About a week ago, he again embarked on a protest to force the government to cut off diplomatic relations with France (due to the publication of blasphemous cartoons in that country). Earlier, he had demanded that Pakistan drop one of its nuclear bombs on France, apparently not knowing that France's atomic bombs can pulverize Pakistan in a matter of seconds. Once, he had advised the government not to pay foreign loans until the donors agreed not to charge interest on them. He thought this would solve the country's problems. 

Earlier, he had demanded the execution of Aasia Bibi, the falsely accused Christian woman, after she had been acquitted of blasphemy charges. Ironically, she is alive and well, not bitter at all against the country of her birth, despite being jailed for eight years before being set free by the apex court.

When news of his death spread, social media activists wondered if he hadn't been killed for saying last week that if his demands were not met, he would reveal the names of those who had instigated him to stage the protests. Of course, we shall never know the truth.
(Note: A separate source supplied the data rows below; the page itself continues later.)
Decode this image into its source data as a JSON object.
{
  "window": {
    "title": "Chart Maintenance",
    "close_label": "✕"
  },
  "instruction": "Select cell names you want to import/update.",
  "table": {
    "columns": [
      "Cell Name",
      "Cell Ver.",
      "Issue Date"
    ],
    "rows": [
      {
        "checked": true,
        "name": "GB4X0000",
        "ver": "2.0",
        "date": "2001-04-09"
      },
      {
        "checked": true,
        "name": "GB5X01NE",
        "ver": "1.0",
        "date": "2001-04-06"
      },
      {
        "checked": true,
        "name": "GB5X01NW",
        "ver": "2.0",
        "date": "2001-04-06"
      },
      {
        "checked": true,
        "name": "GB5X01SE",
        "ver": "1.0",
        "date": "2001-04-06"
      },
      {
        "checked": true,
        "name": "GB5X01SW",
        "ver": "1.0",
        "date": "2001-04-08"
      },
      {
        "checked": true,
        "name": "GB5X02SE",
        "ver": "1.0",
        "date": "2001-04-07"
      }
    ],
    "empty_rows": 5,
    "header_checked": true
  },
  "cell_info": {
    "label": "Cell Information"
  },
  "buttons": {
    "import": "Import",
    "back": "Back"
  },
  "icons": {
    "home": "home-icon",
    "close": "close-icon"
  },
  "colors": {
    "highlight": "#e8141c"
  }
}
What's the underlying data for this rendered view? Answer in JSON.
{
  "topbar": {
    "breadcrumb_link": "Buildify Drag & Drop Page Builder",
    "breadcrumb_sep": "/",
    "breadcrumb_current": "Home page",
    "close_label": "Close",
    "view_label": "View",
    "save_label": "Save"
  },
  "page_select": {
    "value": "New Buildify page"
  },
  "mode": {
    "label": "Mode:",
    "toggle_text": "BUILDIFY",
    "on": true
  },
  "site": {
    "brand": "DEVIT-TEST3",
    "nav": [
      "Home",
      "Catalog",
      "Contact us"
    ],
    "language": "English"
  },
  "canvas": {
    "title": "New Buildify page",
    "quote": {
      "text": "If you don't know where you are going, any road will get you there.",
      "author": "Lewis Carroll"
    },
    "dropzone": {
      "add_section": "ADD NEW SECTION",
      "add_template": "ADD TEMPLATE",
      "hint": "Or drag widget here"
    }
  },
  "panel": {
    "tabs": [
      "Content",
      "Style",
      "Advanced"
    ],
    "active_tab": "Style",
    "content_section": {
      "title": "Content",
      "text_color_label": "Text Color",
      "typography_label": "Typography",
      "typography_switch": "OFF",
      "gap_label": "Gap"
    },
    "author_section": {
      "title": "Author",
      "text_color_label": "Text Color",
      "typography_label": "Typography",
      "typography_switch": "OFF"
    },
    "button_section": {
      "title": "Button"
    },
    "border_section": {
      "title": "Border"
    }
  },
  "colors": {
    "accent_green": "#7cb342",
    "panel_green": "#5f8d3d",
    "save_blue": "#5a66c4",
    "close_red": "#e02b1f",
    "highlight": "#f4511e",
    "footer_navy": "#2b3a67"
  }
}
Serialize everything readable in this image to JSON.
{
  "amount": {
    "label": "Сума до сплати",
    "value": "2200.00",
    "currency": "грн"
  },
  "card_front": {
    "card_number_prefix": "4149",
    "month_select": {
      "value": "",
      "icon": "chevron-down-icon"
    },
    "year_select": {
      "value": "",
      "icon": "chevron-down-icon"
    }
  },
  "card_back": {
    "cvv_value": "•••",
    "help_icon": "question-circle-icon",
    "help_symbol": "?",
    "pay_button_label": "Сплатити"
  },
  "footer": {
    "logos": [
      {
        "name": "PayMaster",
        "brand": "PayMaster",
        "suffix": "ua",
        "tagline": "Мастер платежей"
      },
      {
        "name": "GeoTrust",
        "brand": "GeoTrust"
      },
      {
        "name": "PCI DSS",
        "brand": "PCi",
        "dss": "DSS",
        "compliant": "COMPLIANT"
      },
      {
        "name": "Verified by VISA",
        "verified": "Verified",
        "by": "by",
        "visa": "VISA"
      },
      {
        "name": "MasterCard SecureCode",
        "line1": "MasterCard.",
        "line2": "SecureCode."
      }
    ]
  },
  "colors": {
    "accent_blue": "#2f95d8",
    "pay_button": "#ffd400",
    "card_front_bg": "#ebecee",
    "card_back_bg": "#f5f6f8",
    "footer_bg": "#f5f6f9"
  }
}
Yesterday, I had thought how lucky we'd be if the most unpopular man (IK) got killed in an air crash on his way back from Kabul. Instead, it was the mad mullah who expired, apparently from Covid, after he had probably infected many others in his sit-in last week. Of course, that hypocrite Imran Khan and his selector both condoled the passing away of their asset. It should be remembered that IK did not utter a word when a French-Pakistani woman was raped a few weeks back in Lahore. But then, he has always been a hypocrite.